Next, is Video Delay (Async). This will basically tell a specific source to be delayed a certain amount of time in milliseconds. So, let’s say you have a capture card such as an El Gato, that has a built in delay of 1 second. You could add a 1,000 millisecond delay to your webcam, to ensure that your reactions are matched with what is happening in your game capture. Personally, I use this option to match my webcam with my mic, as I run my audio through Adobe Audition to clean it up a bit. My audio is technically delayed 250ms to have enough time to process the tweaks that I make to it live, so I add a 250ms delay to my webcam to match my voice with what’s seen on my webcam.
The last filter is Noise Gate. You may be already familiar with these options, but let’s take a look. If you have a source that you’d like to automatically filter out some loud noises, or only play noises that are above a certain level, then you want to set up a noise gate filter.

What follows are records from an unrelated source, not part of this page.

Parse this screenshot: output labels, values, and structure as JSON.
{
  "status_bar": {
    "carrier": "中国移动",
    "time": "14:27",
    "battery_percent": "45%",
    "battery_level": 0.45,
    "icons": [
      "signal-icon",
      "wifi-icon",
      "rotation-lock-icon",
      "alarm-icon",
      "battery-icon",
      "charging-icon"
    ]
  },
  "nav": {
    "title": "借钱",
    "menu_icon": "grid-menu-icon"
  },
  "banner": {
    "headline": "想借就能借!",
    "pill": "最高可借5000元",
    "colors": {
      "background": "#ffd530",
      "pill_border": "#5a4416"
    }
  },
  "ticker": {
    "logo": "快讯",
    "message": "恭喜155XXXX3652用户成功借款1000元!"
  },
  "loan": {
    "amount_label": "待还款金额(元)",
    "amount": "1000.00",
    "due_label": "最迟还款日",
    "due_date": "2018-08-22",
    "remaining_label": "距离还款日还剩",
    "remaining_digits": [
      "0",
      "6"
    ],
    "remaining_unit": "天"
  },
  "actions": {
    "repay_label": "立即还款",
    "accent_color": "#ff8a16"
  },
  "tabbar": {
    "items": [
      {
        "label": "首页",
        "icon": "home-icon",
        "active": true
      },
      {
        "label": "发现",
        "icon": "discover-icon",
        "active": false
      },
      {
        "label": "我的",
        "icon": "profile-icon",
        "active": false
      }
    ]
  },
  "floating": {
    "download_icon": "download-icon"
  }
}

Close Threshold represents the amount of decibels that need to be coming from the source in order to play a noise, or “Close this gate if the audio is too low”. Open Threshold is the decibels that the audio will need to be at so that it can play through the source, or “Open the gate at this volume”. So, you’ll notice you can have audio in between open and close. This simply means that you can open the gate once you hit a certain audio level, but it won’t close unless it falls below another audio level.
This is where the other options come in. Attack time is how long it will take the the source to play audio after the gate is breached. So, you’ll generally want this amount to be quite low. Hold time is how long after that gate has been opened to play audio from the source, regardless of the decibel level. This time will be reset each time you the source has audio that is loud enough to “breach” the gate. Release time will lower the volume over time after it has cut out. This helps remove abrupt cuts from audio, which makes it seem more natural.
Okay! Well, if you’ve stuck with me this entire post you should be a master of filters. Filters are something that I think a lot of people look over and dismiss when streaming, but mastering them can really make a huge difference in your stream set up.
The Core OBS Studio Tutorials
- Introduction to our OBS Studio Tutorial Series
- OBS Studio Vs OBS Classic
- Installing and Setting Up Profiles In OBS Studio
- Best OBS Studio Settings
- In-depth look at OBS Studio Sources
- Using OBS Studio Filters (current post)
- Setting Up OBS Studio Scenes
- What Notification Should You Use With Twitch?
- Setting Up Your Twitch Account Before You Stream
- Streaming Live on Twitch and How to Improve Your Stream
- OBS Studio Updates – Alt Cropping, New Transitions, and Source Snapping